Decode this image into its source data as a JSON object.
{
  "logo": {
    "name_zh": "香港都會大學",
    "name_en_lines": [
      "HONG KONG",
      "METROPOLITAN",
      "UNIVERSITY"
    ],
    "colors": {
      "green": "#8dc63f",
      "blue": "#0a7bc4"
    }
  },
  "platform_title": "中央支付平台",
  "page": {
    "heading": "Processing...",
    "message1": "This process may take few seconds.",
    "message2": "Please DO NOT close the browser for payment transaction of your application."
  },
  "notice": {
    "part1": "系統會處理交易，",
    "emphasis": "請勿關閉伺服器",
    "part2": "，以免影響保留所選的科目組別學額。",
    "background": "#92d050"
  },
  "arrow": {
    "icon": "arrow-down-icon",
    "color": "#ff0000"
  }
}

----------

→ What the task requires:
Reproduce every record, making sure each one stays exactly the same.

→ Task answer:
Decode this image into its source data as a JSON object.
{
  "logo": {
    "name_zh": "香港都會大學",
    "name_en_lines": [
      "HONG KONG",
      "METROPOLITAN",
      "UNIVERSITY"
    ],
    "colors": {
      "green": "#8dc63f",
      "blue": "#0a7bc4"
    }
  },
  "platform_title": "中央支付平台",
  "page": {
    "heading": "Processing...",
    "message1": "This process may take few seconds.",
    "message2": "Please DO NOT close the browser for payment transaction of your application."
  },
  "notice": {
    "part1": "系統會處理交易，",
    "emphasis": "請勿關閉伺服器",
    "part2": "，以免影響保留所選的科目組別學額。",
    "background": "#92d050"
  },
  "arrow": {
    "icon": "arrow-down-icon",
    "color": "#ff0000"
  }
}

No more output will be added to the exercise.